* _Work order_: From the entries that follow, list every line in which the string "Texas" appears.
━━━ Material for the task ━━━
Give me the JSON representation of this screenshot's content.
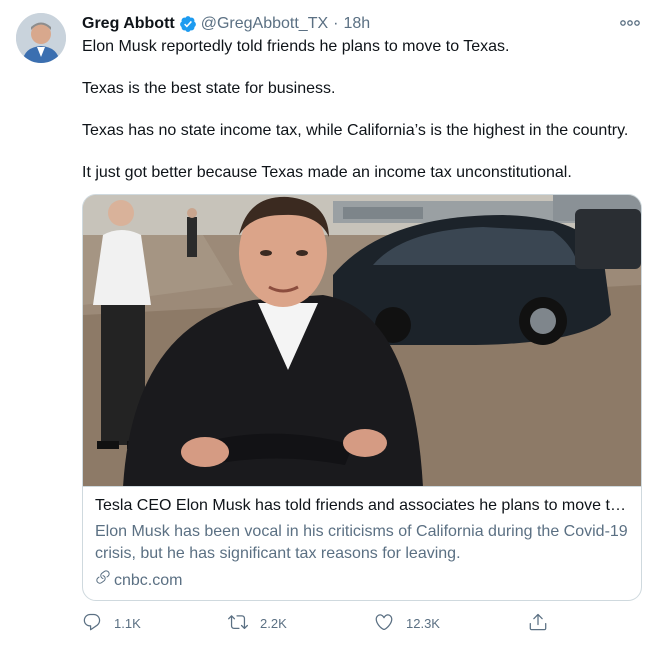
{
  "author": {
    "name": "Greg Abbott",
    "handle": "@GregAbbott_TX",
    "separator": "·",
    "time": "18h",
    "verified": true
  },
  "tweet": {
    "paragraphs": [
      "Elon Musk reportedly told friends he plans to move to Texas.",
      "Texas is the best state for business.",
      "Texas has no state income tax, while California’s is the highest in the country.",
      "It just got better because Texas made an income tax unconstitutional."
    ]
  },
  "card": {
    "title": "Tesla CEO Elon Musk has told friends and associates he plans to move to Texas",
    "description": "Elon Musk has been vocal in his criticisms of California during the Covid-19 crisis, but he has significant tax reasons for leaving.",
    "domain": "cnbc.com"
  },
  "actions": {
    "replies": "1.1K",
    "retweets": "2.2K",
    "likes": "12.3K"
  },
  "icons": [
    "verified-badge-icon",
    "more-icon",
    "link-icon",
    "reply-icon",
    "retweet-icon",
    "like-icon",
    "share-icon"
  ],
  "colors": {
    "text": "#0f1419",
    "secondary": "#5b7083",
    "verified": "#1d9bf0",
    "border": "#cfd9de"
  }
}
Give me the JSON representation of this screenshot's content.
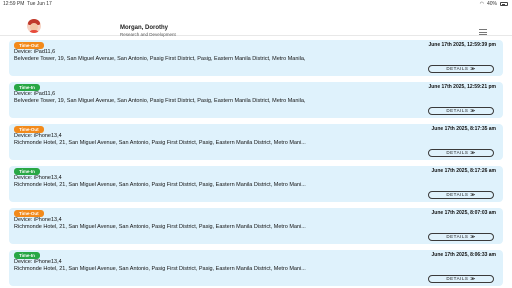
{
  "status_bar": {
    "time": "12:59 PM",
    "date": "Tue Jun 17",
    "battery": "40%"
  },
  "header": {
    "user_name": "Morgan, Dorothy",
    "department": "Research and Development"
  },
  "records": [
    {
      "badge": "Time-Out",
      "type": "out",
      "timestamp": "June 17th 2025, 12:59:39 pm",
      "device": "Device: iPad11,6",
      "address": "Belvedere Tower, 19, San Miguel Avenue, San Antonio, Pasig First District, Pasig, Eastern Manila District, Metro Manila,",
      "button": "DETAILS"
    },
    {
      "badge": "Time-In",
      "type": "in",
      "timestamp": "June 17th 2025, 12:59:21 pm",
      "device": "Device: iPad11,6",
      "address": "Belvedere Tower, 19, San Miguel Avenue, San Antonio, Pasig First District, Pasig, Eastern Manila District, Metro Manila,",
      "button": "DETAILS"
    },
    {
      "badge": "Time-Out",
      "type": "out",
      "timestamp": "June 17th 2025, 8:17:35 am",
      "device": "Device: iPhone13,4",
      "address": "Richmonde Hotel, 21, San Miguel Avenue, San Antonio, Pasig First District, Pasig, Eastern Manila District, Metro Mani...",
      "button": "DETAILS"
    },
    {
      "badge": "Time-In",
      "type": "in",
      "timestamp": "June 17th 2025, 8:17:26 am",
      "device": "Device: iPhone13,4",
      "address": "Richmonde Hotel, 21, San Miguel Avenue, San Antonio, Pasig First District, Pasig, Eastern Manila District, Metro Mani...",
      "button": "DETAILS"
    },
    {
      "badge": "Time-Out",
      "type": "out",
      "timestamp": "June 17th 2025, 8:07:03 am",
      "device": "Device: iPhone13,4",
      "address": "Richmonde Hotel, 21, San Miguel Avenue, San Antonio, Pasig First District, Pasig, Eastern Manila District, Metro Mani...",
      "button": "DETAILS"
    },
    {
      "badge": "Time-In",
      "type": "in",
      "timestamp": "June 17th 2025, 8:06:33 am",
      "device": "Device: iPhone13,4",
      "address": "Richmonde Hotel, 21, San Miguel Avenue, San Antonio, Pasig First District, Pasig, Eastern Manila District, Metro Mani...",
      "button": "DETAILS"
    }
  ]
}
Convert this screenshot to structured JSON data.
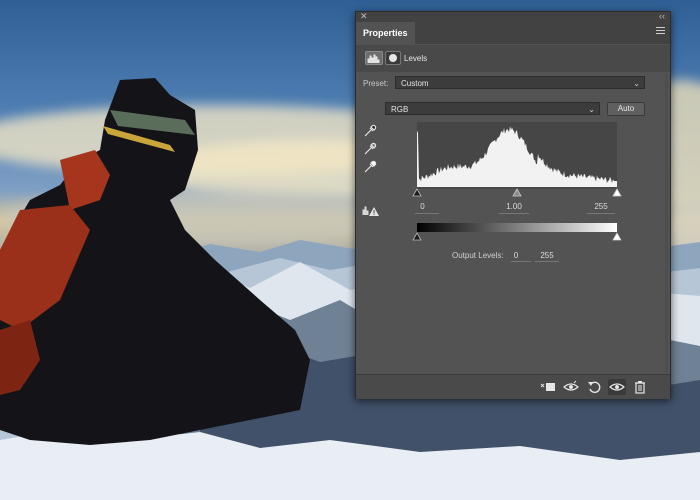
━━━
* _Solution below_:
      "Elon Musk reportedly told friends he plans to move to Texas.",
      "Texas is the best state for business.",
      "Texas has no state income tax, while California’s is the highest in the country.",
      "It just got better because Texas made an income tax unconstitutional."
    "title": "Tesla CEO Elon Musk has told friends and associates he plans to move to Texas",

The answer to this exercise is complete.